With the security of healthcare organizations under constant attack from internal and external threats, it is more important than ever to have a dedicated executive in charge of overseeing the organization’s information security and risk management programs. That executive is typically known as the Chief Information Security Officer (CISO).
We are starting to see CISOs reporting outside of Information Technology (IT). This makes sense because the CISO needs to be able to audit IT controls and give an unbiased report to senior management. Other areas to consider for the CISO to participate with or at least report to include operations, compliance, legal, audit and risk.
Checks and Balances
Healthcare organizations would not allow an internal financial auditor to report directly to the Chief Financial Officer (CFO). The concept of “checks and balances” has been known for many years. It applies to any situation where there could be potential conflicts of interest or undue political pressure to whitewash actual audit results. This concept supports the theory that a CISO should not report to IT.
Dysfunctional Audits and Plans – A Real Threat
Over the years we have seen information disaster recovery / business continuity (DRBC) plans that were not operationally functional in an actual disaster. Leadership was not aware of this problem, and as a result, their organization was at high risk in the event of a disaster.
The CISO may have known of the risk, but may have also felt pressure to be politically correct and to protect IT instead of the organization. Even if that was not the case, it is clearly more appropriate for the CISO to be empowered to report issues freely without political pressures.
Responsibilities of the CISO
A CISO has the responsibility to accurately understand the current information privacy and security profile of their organization and to identify risk and recommend a mitigation roadmap. Their basic job is to know what the current threats are to confidential data in transit and at rest.
The drill down is extensive to include considerations for administrative, physical , technical and organizational controls that should be in place to reduce the chance that threats could overtake potential vulnerabilities, resulting in unauthorized access to protected health information (PHI) and business confidential information.

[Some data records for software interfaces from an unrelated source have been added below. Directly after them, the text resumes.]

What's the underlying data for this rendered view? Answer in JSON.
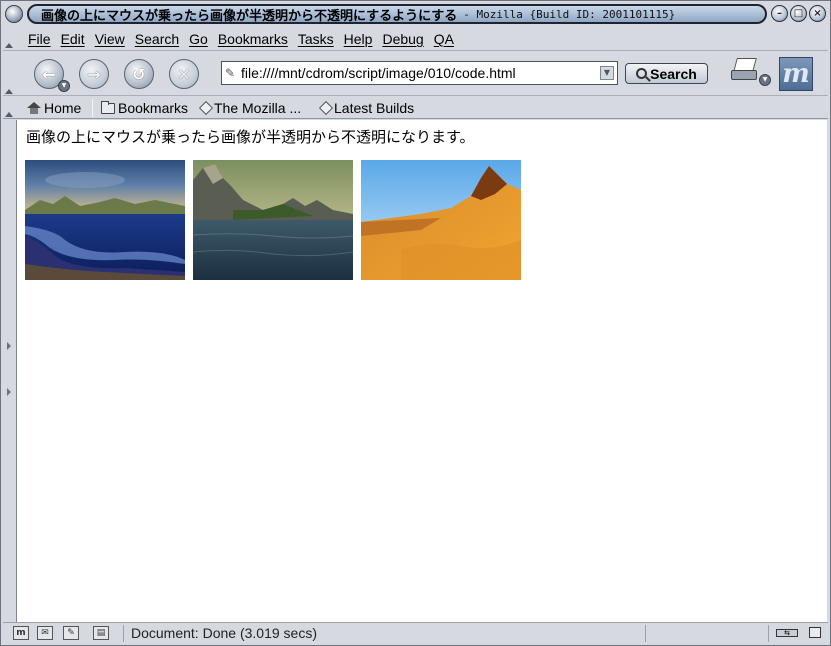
{
  "window": {
    "title": "画像の上にマウスが乗ったら画像が半透明から不透明にするようにする",
    "subtitle": "- Mozilla {Build ID: 2001101115}"
  },
  "menu": {
    "items": [
      {
        "label": "File"
      },
      {
        "label": "Edit"
      },
      {
        "label": "View"
      },
      {
        "label": "Search"
      },
      {
        "label": "Go"
      },
      {
        "label": "Bookmarks"
      },
      {
        "label": "Tasks"
      },
      {
        "label": "Help"
      },
      {
        "label": "Debug"
      },
      {
        "label": "QA"
      }
    ]
  },
  "navigation": {
    "url": "file:////mnt/cdrom/script/image/010/code.html",
    "search_label": "Search"
  },
  "personal_toolbar": {
    "home": "Home",
    "bookmarks": "Bookmarks",
    "mozilla": "The Mozilla ...",
    "latest_builds": "Latest Builds"
  },
  "page": {
    "text": "画像の上にマウスが乗ったら画像が半透明から不透明になります。",
    "images": [
      {
        "name": "coast-landscape-image"
      },
      {
        "name": "lake-mountains-image"
      },
      {
        "name": "desert-mountain-image"
      }
    ]
  },
  "status": {
    "text": "Document: Done (3.019 secs)"
  }
}
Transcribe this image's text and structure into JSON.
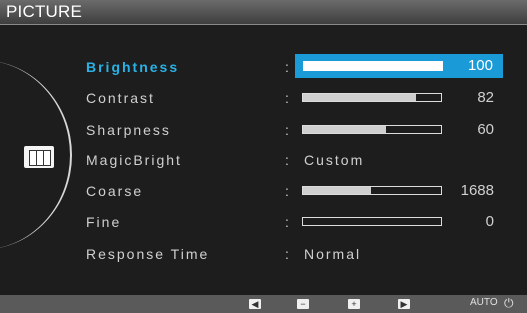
{
  "title": "PICTURE",
  "items": [
    {
      "label": "Brightness",
      "value": "100",
      "level": 100
    },
    {
      "label": "Contrast",
      "value": "82",
      "level": 82
    },
    {
      "label": "Sharpness",
      "value": "60",
      "level": 60
    },
    {
      "label": "MagicBright",
      "value": "Custom"
    },
    {
      "label": "Coarse",
      "value": "1688",
      "level": 49
    },
    {
      "label": "Fine",
      "value": "0",
      "level": 0
    },
    {
      "label": "Response Time",
      "value": "Normal"
    }
  ],
  "bottom": {
    "left_icon": "left-triangle-icon",
    "minus_icon": "minus-icon",
    "plus_icon": "plus-icon",
    "right_icon": "right-triangle-icon",
    "auto_label": "AUTO",
    "power_icon": "power-icon"
  }
}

A single breach, as most of us know, can and has resulted in extensive harm to organizational reputation and finances.
Risk Management Examples
For CISOs to take charge of risk management they need to be able to view the organization as a whole. Here are a few examples. CISOs will need to know how employees are using their mobile devices, and what security measures are in place. They’ll need to know what software is being used and whether it’s up to date. They’ll need to know which employees are supposed to have access to patient data and how they’re accessing it. Then CISOs can recommend changes to policies when needed, or if tools such as user behavior analytics should be implemented to prevent snooping or other human based risks.
This type of risk analysis must be applied to all of the standards of the HIPAA rules and / or other frameworks and guidance (e.g. National Institute for Standards in Technology – NIST).
The CISO’s role cannot be understated in protecting their organization’s identifiable health, financial, and business confidential information. A CISO who is empowered by the C-suite, and who is free to accurately report audit results without undue political influence can be more effective and make the best recommendations for their organization.
ComplyAssistant provides healthcare compliance software and healthcare cybersecurity services. The software is a compliance management cloud portal that provides guidance, organization, collaboration alerts, and notifications for more effective management and documentation of healthcare compliance activities.